Aim of the exercise: In the entries below, find every line holding the string "средние" and collect it.

Supplied information below:

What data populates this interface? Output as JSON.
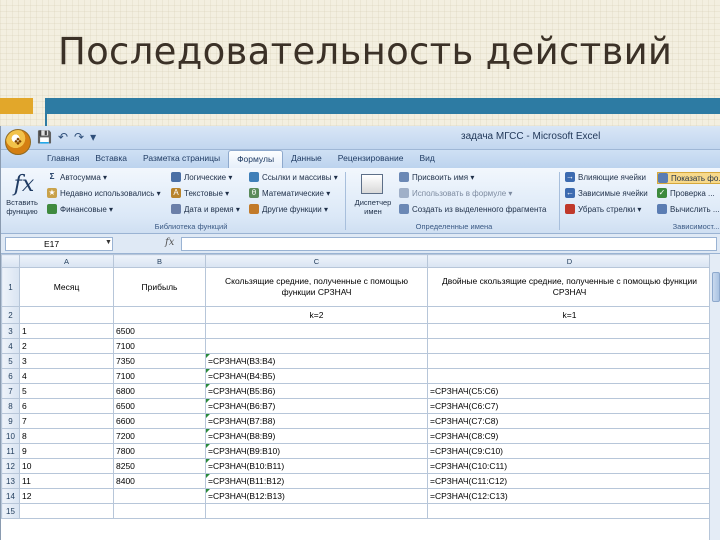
{
  "slide": {
    "title": "Последовательность действий"
  },
  "window": {
    "title": "задача МГСС - Microsoft Excel"
  },
  "ribbon": {
    "tabs": [
      "Главная",
      "Вставка",
      "Разметка страницы",
      "Формулы",
      "Данные",
      "Рецензирование",
      "Вид"
    ],
    "active_tab": "Формулы",
    "insert_function_label": "Вставить функцию",
    "library_items": {
      "autosum": "Автосумма ▾",
      "recent": "Недавно использовались ▾",
      "financial": "Финансовые ▾",
      "logical": "Логические ▾",
      "text": "Текстовые ▾",
      "datetime": "Дата и время ▾",
      "lookup": "Ссылки и массивы ▾",
      "math": "Математические ▾",
      "other": "Другие функции ▾"
    },
    "library_group_label": "Библиотека функций",
    "name_manager_label": "Диспетчер имен",
    "names_items": {
      "assign": "Присвоить имя ▾",
      "use": "Использовать в формуле ▾",
      "create": "Создать из выделенного фрагмента"
    },
    "names_group_label": "Определенные имена",
    "audit_items": {
      "precedents": "Влияющие ячейки",
      "dependents": "Зависимые ячейки",
      "remove": "Убрать стрелки ▾",
      "show": "Показать фо...",
      "check": "Проверка ...",
      "evaluate": "Вычислить ..."
    },
    "audit_group_label": "Зависимост..."
  },
  "formula_bar": {
    "cell_ref": "E17",
    "fx": "fx",
    "value": ""
  },
  "sheet": {
    "columns": [
      "A",
      "B",
      "C",
      "D"
    ],
    "header_row": {
      "a": "Месяц",
      "b": "Прибыль",
      "c": "Скользящие средние, полученные с помощью функции СРЗНАЧ",
      "d": "Двойные скользящие средние, полученные с помощью функции СРЗНАЧ"
    },
    "k_row": {
      "c": "k=2",
      "d": "k=1"
    },
    "rows": [
      {
        "n": "3",
        "a": "1",
        "b": "6500",
        "c": "",
        "d": ""
      },
      {
        "n": "4",
        "a": "2",
        "b": "7100",
        "c": "",
        "d": ""
      },
      {
        "n": "5",
        "a": "3",
        "b": "7350",
        "c": "=СРЗНАЧ(B3:B4)",
        "d": ""
      },
      {
        "n": "6",
        "a": "4",
        "b": "7100",
        "c": "=СРЗНАЧ(B4:B5)",
        "d": ""
      },
      {
        "n": "7",
        "a": "5",
        "b": "6800",
        "c": "=СРЗНАЧ(B5:B6)",
        "d": "=СРЗНАЧ(C5:C6)"
      },
      {
        "n": "8",
        "a": "6",
        "b": "6500",
        "c": "=СРЗНАЧ(B6:B7)",
        "d": "=СРЗНАЧ(C6:C7)"
      },
      {
        "n": "9",
        "a": "7",
        "b": "6600",
        "c": "=СРЗНАЧ(B7:B8)",
        "d": "=СРЗНАЧ(C7:C8)"
      },
      {
        "n": "10",
        "a": "8",
        "b": "7200",
        "c": "=СРЗНАЧ(B8:B9)",
        "d": "=СРЗНАЧ(C8:C9)"
      },
      {
        "n": "11",
        "a": "9",
        "b": "7800",
        "c": "=СРЗНАЧ(B9:B10)",
        "d": "=СРЗНАЧ(C9:C10)"
      },
      {
        "n": "12",
        "a": "10",
        "b": "8250",
        "c": "=СРЗНАЧ(B10:B11)",
        "d": "=СРЗНАЧ(C10:C11)"
      },
      {
        "n": "13",
        "a": "11",
        "b": "8400",
        "c": "=СРЗНАЧ(B11:B12)",
        "d": "=СРЗНАЧ(C11:C12)"
      },
      {
        "n": "14",
        "a": "12",
        "b": "",
        "c": "=СРЗНАЧ(B12:B13)",
        "d": "=СРЗНАЧ(C12:C13)"
      },
      {
        "n": "15",
        "a": "",
        "b": "",
        "c": "",
        "d": ""
      }
    ]
  },
  "colors": {
    "accent_blue": "#2d7ba3",
    "accent_orange": "#e2a72a"
  }
}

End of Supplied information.

Exercise solution:
      "c": "Скользящие средние, полученные с помощью функции СРЗНАЧ",
      "d": "Двойные скользящие средние, полученные с помощью функции СРЗНАЧ"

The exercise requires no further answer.